BAE Systems Tapped For KC-130J Infrared Countermeasures System | AYS Launched Final Gowind For Egyptian Nay | South Korea Postpones Tri-Service ExerciseMay 20, 2020 05:00 UTC
BAE Systems announced a $26.7 million Navy contract to fit its infrared countermeasures system onto KC-130J cargo and refueling planes. The contract calls for the installation of the Navy’s Large Aircraft Infrared Countermeasures system, or LAIRCM, the aircraft. The system is a defensive warning package combining a missile warning system and infrared laser jammer countermeasure system to protect the aircraft from guided missiles. Up to 19 KC-130J planes of the Navy will receive the system, which will be installed in Crestview, Florida., in conjunction with Vertex Aerospace LLC. The KC-130 series, built by Lockheed Martin, is capable of aircraft carrier landings despite its size, and is in use by the militaries of 17 countries. France received its second, a refueling plane, in February.
More than 2900 sailors assigned to USS Theodore Roosevelt (CVN 71) have returned on board the ship and they have started simulating being at sea while moored at Naval Base Guam. The simulation, also known as fast cruise, allows the crew to test critical systems required to sustain the ship under normal underway conditions. The next important step is to go out to sea to commence carrier qualification flights for Carrier Air Wing 11. The exercise was announced as the branch also said over the weekend that 13 sailors aboard the carrier tested positive for COVID-19 after recovering from illness and one was diagnosed with tuberculosis. The ship has been in Guam since late March, after an outbreak of the virus forced the crew to be placed in isolation or quarantine at US Naval Base Guam. Personnel slowly returned to the ship until early May, when some displayed cough and fever, symptoms of the illness. Some also displayed body aches and headaches, which are expanded COVID-19 symptoms, slowing the crew’s return to the ship.
Middle East & Africa
Alexandria Shipyard launched the fourth and final Gowind 2500 Class corvette for the Egyptian Navy at its facilities.

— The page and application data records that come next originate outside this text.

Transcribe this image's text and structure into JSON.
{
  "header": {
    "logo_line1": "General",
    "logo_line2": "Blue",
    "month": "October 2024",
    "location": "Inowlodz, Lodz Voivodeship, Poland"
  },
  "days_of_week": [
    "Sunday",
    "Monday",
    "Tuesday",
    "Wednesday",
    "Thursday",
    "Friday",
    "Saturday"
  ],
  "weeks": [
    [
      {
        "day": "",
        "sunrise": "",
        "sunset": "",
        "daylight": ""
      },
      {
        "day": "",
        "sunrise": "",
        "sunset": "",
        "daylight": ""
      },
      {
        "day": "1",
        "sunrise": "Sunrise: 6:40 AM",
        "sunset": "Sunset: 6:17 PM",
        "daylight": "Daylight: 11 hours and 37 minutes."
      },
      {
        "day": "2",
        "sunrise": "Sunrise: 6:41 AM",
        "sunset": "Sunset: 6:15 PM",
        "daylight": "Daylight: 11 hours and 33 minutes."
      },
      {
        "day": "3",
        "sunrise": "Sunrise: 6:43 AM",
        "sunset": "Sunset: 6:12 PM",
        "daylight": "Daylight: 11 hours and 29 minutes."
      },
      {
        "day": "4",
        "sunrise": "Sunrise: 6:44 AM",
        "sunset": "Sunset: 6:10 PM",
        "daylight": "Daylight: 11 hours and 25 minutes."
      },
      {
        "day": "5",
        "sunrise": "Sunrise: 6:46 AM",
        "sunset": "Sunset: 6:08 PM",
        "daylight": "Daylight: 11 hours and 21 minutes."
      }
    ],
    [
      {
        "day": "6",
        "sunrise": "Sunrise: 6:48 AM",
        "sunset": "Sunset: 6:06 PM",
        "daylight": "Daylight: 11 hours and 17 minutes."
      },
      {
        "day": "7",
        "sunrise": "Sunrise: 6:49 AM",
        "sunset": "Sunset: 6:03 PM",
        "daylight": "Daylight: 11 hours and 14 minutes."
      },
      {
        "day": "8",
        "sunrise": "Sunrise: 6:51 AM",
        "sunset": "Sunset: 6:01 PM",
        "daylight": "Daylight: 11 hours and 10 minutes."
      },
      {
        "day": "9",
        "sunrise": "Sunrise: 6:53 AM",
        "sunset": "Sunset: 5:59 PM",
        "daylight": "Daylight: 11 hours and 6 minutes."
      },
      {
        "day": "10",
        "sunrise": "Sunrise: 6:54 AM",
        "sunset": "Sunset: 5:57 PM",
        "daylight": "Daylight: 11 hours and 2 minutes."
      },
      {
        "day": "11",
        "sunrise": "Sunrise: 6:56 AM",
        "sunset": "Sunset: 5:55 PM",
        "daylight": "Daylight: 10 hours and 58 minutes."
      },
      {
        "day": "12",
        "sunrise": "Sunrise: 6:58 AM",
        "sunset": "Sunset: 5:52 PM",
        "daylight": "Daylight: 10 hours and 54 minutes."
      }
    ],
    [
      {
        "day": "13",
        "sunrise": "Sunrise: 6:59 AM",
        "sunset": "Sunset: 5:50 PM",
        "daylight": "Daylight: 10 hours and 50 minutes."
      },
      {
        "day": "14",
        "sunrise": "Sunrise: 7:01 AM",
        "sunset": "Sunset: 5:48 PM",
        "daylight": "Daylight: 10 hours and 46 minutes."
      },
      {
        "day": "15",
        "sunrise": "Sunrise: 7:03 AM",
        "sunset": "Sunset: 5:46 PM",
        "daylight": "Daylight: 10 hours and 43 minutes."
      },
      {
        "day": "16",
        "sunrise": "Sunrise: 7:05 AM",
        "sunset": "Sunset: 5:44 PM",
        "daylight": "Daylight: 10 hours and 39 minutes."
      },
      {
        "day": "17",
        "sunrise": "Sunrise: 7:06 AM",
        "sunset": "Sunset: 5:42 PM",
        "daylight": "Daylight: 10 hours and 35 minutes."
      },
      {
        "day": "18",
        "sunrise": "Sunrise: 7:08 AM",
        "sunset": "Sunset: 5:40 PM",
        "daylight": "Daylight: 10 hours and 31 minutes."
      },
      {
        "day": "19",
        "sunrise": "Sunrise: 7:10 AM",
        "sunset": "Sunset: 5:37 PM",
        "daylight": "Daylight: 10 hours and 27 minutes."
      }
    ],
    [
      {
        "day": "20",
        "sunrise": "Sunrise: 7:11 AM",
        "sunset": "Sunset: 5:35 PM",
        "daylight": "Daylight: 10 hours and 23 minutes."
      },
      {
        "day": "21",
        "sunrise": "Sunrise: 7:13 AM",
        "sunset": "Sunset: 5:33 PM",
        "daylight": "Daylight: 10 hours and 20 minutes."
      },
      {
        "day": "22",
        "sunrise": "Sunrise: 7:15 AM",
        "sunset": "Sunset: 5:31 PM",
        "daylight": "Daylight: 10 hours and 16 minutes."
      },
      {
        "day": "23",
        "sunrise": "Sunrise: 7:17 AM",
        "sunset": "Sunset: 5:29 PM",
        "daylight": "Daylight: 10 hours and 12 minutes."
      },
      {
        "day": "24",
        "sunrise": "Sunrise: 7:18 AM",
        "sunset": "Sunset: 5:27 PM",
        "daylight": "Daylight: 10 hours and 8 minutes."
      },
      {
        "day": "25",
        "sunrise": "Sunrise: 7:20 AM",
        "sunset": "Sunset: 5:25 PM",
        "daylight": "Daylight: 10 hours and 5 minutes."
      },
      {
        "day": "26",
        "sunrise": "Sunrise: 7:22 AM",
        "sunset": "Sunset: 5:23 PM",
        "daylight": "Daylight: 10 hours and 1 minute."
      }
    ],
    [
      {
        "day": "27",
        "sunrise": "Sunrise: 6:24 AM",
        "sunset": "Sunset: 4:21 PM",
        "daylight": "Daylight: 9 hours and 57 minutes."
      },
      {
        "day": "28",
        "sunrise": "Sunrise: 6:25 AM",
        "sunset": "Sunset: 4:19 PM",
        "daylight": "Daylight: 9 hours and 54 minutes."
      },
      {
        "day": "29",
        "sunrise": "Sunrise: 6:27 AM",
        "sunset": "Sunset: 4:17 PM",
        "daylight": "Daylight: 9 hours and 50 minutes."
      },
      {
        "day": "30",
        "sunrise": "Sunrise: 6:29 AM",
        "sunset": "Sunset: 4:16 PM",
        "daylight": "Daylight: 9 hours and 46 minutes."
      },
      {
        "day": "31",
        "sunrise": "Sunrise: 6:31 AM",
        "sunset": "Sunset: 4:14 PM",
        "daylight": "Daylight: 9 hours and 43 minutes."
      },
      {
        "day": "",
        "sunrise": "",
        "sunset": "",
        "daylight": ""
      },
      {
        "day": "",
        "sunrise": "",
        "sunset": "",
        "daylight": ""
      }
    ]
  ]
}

The 102 m ship, named Luxor (986), is the third corvette of the class to be built by the yard under a contract for four Gowind 2500 corvettes signed with French shipbuilder Naval Group in 2014. Under the terms of the agreement, the first of class was built by Naval Group at its yard in Lorient, northwest France, with the follow-on ships to be built at ASY under a transfer of technology arrangement. Gowind 2500 corvettes have a single mast offering 360° surveillance capability. They can accommodate an 11t helicopter and UAS on a helicopter deck. Each vessel has a displacement of 2,600t and is 102m in length. It can operate with a crew of 65 and can also simultaneously accommodate 15 passengers.
British Chinook helicopters have now completed 2000 hours of flying in support of the French military counter insurgency operation in Mali, West Africa. Chinooks began operating in Mali with the French military during July 2018 and since then have moved over one-thousand tonnes of freight and over twelve-thousand passengers. The Chinook helicopters bring a unique logistical capability to the operation, allowing French ground forces to operate more effectively across the region. Currently the helicopters are being flown by aircrew drain from 18(B) Squadron.
Lockheed Martin Rotary and Mission Systems won a $22.3 million Aegis Combat Weapon System development contract, which covers multiple Aegis Weapon System baselines and platforms. Under this modification, the contractor will continue performing engineering design support services necessary for continuation of planning efforts and risk reduction efforts required to maintain initial operational capability schedule to support the Aegis Ashore Japan Foreign Military Sales main case. The work will take place in Moorestown, New Jersey, with an expected completion date of July 31, 2020. Funds from the government of Japan in the amount of $22,300,000 are being obligated at the time of award.
South Korea says it has decided to postpone a tri-service maritime live-fire exercise this week due to unfavorable weather conditions. The biannual drill was suppose to take place off the southeastern coast of Uljin starting from today. Local media outlets however speculate that the decision was done so to appease North Korea which had reacted angrily to a Navy-Air Force joint drill in the Yellow Sea earlier this month.
Watch: Fincantieri’s FREMM Wins US Navy FFG(X) Frigate Competition – Part 3: FMM Shipyard Expansion Plan